## WHAT IS NEEDED
Could you give back every entry below exactly, with the pictures dropped?
··········
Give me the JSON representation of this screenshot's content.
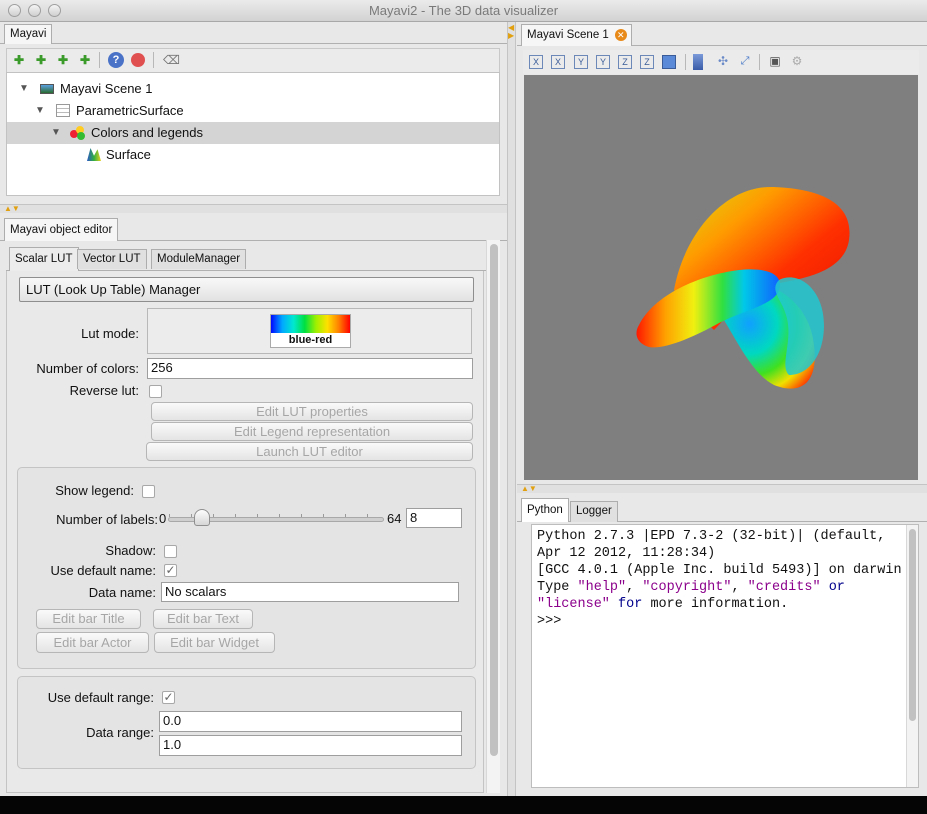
{
  "window": {
    "title": "Mayavi2 - The 3D data visualizer"
  },
  "left_top": {
    "tab": "Mayavi",
    "tree": [
      {
        "label": "Mayavi Scene 1",
        "icon": "scene-icon"
      },
      {
        "label": "ParametricSurface",
        "icon": "grid-icon"
      },
      {
        "label": "Colors and legends",
        "icon": "colors-icon"
      },
      {
        "label": "Surface",
        "icon": "surface-icon"
      }
    ]
  },
  "editor": {
    "panel_tab": "Mayavi object editor",
    "tabs": [
      "Scalar LUT",
      "Vector LUT",
      "ModuleManager"
    ],
    "manager_button": "LUT (Look Up Table) Manager",
    "lut_mode_label": "Lut mode:",
    "lut_mode_value": "blue-red",
    "num_colors_label": "Number of colors:",
    "num_colors_value": "256",
    "reverse_lut_label": "Reverse lut:",
    "edit_lut_props": "Edit LUT properties",
    "edit_legend_repr": "Edit Legend representation",
    "launch_lut_editor": "Launch LUT editor",
    "show_legend_label": "Show legend:",
    "num_labels_label": "Number of labels:",
    "slider_min": "0",
    "slider_max": "64",
    "slider_value": 8,
    "num_labels_value": "8",
    "shadow_label": "Shadow:",
    "use_default_name_label": "Use default name:",
    "data_name_label": "Data name:",
    "data_name_value": "No scalars",
    "edit_bar_title": "Edit bar Title",
    "edit_bar_text": "Edit bar Text",
    "edit_bar_actor": "Edit bar Actor",
    "edit_bar_widget": "Edit bar Widget",
    "use_default_range_label": "Use default range:",
    "data_range_label": "Data range:",
    "range_min": "0.0",
    "range_max": "1.0"
  },
  "scene": {
    "tab": "Mayavi Scene 1",
    "background": "#7f7f7f"
  },
  "console": {
    "tabs": [
      "Python",
      "Logger"
    ],
    "lines": [
      [
        {
          "t": "Python 2.7.3 |EPD 7.3-2 (32-bit)| (default,",
          "c": "#111"
        }
      ],
      [
        {
          "t": "Apr 12 2012, 11:28:34)",
          "c": "#111"
        }
      ],
      [
        {
          "t": "[GCC 4.0.1 (Apple Inc. build 5493)] on darwin",
          "c": "#111"
        }
      ],
      [
        {
          "t": "Type ",
          "c": "#111"
        },
        {
          "t": "\"help\"",
          "c": "#8b008b"
        },
        {
          "t": ", ",
          "c": "#111"
        },
        {
          "t": "\"copyright\"",
          "c": "#8b008b"
        },
        {
          "t": ", ",
          "c": "#111"
        },
        {
          "t": "\"credits\"",
          "c": "#8b008b"
        },
        {
          "t": " ",
          "c": "#111"
        },
        {
          "t": "or",
          "c": "#00008b"
        }
      ],
      [
        {
          "t": "\"license\"",
          "c": "#8b008b"
        },
        {
          "t": " ",
          "c": "#111"
        },
        {
          "t": "for",
          "c": "#00008b"
        },
        {
          "t": " more information.",
          "c": "#111"
        }
      ],
      [
        {
          "t": ">>>",
          "c": "#111"
        }
      ]
    ]
  }
}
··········
## ANSWER SPACE
Give me the JSON representation of this screenshot's content.
{
  "window": {
    "title": "Mayavi2 - The 3D data visualizer"
  },
  "left_top": {
    "tab": "Mayavi",
    "tree": [
      {
        "label": "Mayavi Scene 1",
        "icon": "scene-icon"
      },
      {
        "label": "ParametricSurface",
        "icon": "grid-icon"
      },
      {
        "label": "Colors and legends",
        "icon": "colors-icon"
      },
      {
        "label": "Surface",
        "icon": "surface-icon"
      }
    ]
  },
  "editor": {
    "panel_tab": "Mayavi object editor",
    "tabs": [
      "Scalar LUT",
      "Vector LUT",
      "ModuleManager"
    ],
    "manager_button": "LUT (Look Up Table) Manager",
    "lut_mode_label": "Lut mode:",
    "lut_mode_value": "blue-red",
    "num_colors_label": "Number of colors:",
    "num_colors_value": "256",
    "reverse_lut_label": "Reverse lut:",
    "edit_lut_props": "Edit LUT properties",
    "edit_legend_repr": "Edit Legend representation",
    "launch_lut_editor": "Launch LUT editor",
    "show_legend_label": "Show legend:",
    "num_labels_label": "Number of labels:",
    "slider_min": "0",
    "slider_max": "64",
    "slider_value": 8,
    "num_labels_value": "8",
    "shadow_label": "Shadow:",
    "use_default_name_label": "Use default name:",
    "data_name_label": "Data name:",
    "data_name_value": "No scalars",
    "edit_bar_title": "Edit bar Title",
    "edit_bar_text": "Edit bar Text",
    "edit_bar_actor": "Edit bar Actor",
    "edit_bar_widget": "Edit bar Widget",
    "use_default_range_label": "Use default range:",
    "data_range_label": "Data range:",
    "range_min": "0.0",
    "range_max": "1.0"
  },
  "scene": {
    "tab": "Mayavi Scene 1",
    "background": "#7f7f7f"
  },
  "console": {
    "tabs": [
      "Python",
      "Logger"
    ],
    "lines": [
      [
        {
          "t": "Python 2.7.3 |EPD 7.3-2 (32-bit)| (default,",
          "c": "#111"
        }
      ],
      [
        {
          "t": "Apr 12 2012, 11:28:34)",
          "c": "#111"
        }
      ],
      [
        {
          "t": "[GCC 4.0.1 (Apple Inc. build 5493)] on darwin",
          "c": "#111"
        }
      ],
      [
        {
          "t": "Type ",
          "c": "#111"
        },
        {
          "t": "\"help\"",
          "c": "#8b008b"
        },
        {
          "t": ", ",
          "c": "#111"
        },
        {
          "t": "\"copyright\"",
          "c": "#8b008b"
        },
        {
          "t": ", ",
          "c": "#111"
        },
        {
          "t": "\"credits\"",
          "c": "#8b008b"
        },
        {
          "t": " ",
          "c": "#111"
        },
        {
          "t": "or",
          "c": "#00008b"
        }
      ],
      [
        {
          "t": "\"license\"",
          "c": "#8b008b"
        },
        {
          "t": " ",
          "c": "#111"
        },
        {
          "t": "for",
          "c": "#00008b"
        },
        {
          "t": " more information.",
          "c": "#111"
        }
      ],
      [
        {
          "t": ">>>",
          "c": "#111"
        }
      ]
    ]
  }
}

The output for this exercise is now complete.